● TASK ITEM
Please show every line from the entries that carries the word "cache".

● EXERCISE DATA

* * * *

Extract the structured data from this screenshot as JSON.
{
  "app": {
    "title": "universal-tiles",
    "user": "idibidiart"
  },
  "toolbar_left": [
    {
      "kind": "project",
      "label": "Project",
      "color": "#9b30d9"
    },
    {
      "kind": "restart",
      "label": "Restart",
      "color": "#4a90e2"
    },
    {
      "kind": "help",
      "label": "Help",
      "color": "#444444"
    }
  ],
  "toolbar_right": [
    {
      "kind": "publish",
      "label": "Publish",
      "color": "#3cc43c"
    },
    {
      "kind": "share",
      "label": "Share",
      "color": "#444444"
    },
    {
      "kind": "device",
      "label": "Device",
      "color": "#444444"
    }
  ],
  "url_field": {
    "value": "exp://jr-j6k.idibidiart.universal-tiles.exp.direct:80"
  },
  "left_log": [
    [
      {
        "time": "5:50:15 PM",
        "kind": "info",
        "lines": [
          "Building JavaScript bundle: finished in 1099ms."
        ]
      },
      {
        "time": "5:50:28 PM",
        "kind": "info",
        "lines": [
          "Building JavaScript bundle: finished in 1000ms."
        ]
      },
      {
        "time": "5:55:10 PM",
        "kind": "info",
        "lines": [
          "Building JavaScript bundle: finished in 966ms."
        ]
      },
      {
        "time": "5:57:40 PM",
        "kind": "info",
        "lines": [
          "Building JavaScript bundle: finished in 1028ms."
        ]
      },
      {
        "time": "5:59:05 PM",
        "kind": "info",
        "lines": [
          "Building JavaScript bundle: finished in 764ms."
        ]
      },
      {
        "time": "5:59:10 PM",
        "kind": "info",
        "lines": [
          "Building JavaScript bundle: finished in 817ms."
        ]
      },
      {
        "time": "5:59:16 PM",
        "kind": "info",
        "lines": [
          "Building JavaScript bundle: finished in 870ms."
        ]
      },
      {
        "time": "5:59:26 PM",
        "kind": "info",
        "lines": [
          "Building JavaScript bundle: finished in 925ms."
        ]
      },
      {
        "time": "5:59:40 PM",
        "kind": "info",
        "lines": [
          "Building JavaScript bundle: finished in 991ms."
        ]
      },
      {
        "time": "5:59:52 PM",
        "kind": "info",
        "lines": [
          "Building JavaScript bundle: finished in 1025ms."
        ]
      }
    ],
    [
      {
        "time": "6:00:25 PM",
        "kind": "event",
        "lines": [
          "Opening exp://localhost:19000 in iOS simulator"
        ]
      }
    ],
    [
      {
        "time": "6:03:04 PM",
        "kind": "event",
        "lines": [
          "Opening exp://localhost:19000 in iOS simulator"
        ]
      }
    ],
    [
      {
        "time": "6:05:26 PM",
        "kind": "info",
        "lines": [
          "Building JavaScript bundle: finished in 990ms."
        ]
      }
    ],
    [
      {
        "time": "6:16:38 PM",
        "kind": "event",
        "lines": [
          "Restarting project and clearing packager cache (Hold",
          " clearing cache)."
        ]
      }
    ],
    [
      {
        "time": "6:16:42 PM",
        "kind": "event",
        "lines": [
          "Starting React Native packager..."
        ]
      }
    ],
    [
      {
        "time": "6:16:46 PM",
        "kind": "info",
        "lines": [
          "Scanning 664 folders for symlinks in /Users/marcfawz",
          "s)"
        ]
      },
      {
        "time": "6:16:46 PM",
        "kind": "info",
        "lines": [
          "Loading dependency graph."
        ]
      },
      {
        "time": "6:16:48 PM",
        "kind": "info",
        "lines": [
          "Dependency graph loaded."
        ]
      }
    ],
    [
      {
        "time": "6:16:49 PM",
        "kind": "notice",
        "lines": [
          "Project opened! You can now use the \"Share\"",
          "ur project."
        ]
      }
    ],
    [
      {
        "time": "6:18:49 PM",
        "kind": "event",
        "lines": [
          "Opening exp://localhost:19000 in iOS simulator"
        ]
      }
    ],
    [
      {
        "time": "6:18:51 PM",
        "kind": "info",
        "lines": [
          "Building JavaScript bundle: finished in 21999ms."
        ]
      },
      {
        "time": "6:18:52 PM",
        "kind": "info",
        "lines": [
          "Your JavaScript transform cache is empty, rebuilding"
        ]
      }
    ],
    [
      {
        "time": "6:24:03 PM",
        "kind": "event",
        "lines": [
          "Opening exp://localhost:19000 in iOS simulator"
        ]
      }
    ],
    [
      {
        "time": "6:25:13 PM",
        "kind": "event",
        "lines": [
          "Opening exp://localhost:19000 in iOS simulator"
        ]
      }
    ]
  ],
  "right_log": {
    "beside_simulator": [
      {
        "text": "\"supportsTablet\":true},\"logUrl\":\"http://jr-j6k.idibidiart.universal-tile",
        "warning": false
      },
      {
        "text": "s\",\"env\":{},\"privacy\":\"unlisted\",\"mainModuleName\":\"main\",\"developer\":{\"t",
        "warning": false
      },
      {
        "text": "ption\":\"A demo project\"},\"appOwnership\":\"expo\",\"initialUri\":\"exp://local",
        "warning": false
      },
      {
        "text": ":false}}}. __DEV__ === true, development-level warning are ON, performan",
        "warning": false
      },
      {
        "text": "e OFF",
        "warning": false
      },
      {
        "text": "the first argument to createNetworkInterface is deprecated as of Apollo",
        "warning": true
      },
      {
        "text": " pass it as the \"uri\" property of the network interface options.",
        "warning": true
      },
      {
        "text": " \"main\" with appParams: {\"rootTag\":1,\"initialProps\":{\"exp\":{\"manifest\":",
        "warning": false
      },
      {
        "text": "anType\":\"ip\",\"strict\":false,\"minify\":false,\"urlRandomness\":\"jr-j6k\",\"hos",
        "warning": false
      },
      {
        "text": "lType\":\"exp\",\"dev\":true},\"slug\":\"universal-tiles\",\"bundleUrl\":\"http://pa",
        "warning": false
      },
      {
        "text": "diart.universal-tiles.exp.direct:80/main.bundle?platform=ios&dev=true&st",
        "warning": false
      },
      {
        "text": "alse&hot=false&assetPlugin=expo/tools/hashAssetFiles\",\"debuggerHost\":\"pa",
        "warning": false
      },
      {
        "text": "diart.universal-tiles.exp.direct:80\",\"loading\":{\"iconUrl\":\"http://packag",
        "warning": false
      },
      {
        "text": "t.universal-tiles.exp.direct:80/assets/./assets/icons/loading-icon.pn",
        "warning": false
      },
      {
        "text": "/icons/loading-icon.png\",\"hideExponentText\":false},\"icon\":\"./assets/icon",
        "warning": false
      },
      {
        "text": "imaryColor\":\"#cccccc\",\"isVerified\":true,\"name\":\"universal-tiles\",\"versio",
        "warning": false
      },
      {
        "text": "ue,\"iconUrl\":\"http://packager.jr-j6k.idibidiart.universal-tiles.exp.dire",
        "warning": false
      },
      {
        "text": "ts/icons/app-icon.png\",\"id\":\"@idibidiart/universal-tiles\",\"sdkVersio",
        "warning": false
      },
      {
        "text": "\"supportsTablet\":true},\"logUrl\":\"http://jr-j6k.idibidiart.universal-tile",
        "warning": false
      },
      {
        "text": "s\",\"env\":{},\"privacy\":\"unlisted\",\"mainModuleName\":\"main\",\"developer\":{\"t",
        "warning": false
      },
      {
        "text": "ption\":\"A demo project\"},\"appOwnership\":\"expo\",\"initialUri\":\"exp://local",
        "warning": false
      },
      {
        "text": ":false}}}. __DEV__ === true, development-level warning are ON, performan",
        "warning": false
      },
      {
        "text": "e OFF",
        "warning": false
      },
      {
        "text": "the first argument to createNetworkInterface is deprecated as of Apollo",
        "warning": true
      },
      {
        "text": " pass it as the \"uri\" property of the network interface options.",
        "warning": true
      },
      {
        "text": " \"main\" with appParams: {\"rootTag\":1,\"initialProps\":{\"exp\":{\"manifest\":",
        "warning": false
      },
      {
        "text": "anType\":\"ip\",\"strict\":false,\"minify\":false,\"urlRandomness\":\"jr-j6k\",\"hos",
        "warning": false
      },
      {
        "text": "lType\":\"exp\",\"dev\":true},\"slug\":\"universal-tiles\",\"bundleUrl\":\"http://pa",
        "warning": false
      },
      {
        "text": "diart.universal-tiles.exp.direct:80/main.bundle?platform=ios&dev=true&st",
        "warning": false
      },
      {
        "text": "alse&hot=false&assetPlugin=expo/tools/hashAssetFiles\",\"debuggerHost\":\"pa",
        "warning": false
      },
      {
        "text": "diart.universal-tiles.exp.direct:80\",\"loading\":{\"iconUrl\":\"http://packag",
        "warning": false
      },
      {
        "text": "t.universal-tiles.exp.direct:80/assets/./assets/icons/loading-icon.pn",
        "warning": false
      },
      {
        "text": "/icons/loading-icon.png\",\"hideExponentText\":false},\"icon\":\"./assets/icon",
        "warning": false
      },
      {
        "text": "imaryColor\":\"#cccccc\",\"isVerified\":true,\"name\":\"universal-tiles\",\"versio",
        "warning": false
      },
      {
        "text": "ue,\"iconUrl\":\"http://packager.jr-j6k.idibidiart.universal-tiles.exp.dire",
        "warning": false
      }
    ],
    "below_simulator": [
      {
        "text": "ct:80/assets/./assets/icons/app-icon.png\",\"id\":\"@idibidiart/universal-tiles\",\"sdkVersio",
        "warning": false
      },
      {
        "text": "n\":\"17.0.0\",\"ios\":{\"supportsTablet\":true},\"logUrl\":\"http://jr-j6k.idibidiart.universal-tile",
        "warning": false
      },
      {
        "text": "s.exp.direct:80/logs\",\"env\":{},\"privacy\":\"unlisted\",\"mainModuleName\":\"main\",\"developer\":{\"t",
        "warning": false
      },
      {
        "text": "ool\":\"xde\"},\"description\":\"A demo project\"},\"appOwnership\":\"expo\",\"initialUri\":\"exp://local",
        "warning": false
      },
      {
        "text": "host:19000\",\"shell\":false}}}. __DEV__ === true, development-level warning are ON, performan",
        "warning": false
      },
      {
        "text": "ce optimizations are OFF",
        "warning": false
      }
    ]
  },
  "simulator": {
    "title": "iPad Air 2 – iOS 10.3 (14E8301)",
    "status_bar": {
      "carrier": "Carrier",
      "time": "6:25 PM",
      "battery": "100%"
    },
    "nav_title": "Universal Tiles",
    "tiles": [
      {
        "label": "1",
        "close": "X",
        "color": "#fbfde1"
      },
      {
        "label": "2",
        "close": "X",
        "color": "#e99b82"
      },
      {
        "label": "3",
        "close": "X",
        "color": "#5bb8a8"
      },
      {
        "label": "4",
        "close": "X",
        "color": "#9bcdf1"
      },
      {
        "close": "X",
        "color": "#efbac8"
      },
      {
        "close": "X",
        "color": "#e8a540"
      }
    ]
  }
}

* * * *

● THE ANSWER
          "Restarting project and clearing packager cache (Hold",
          " clearing cache)."
          "Your JavaScript transform cache is empty, rebuilding"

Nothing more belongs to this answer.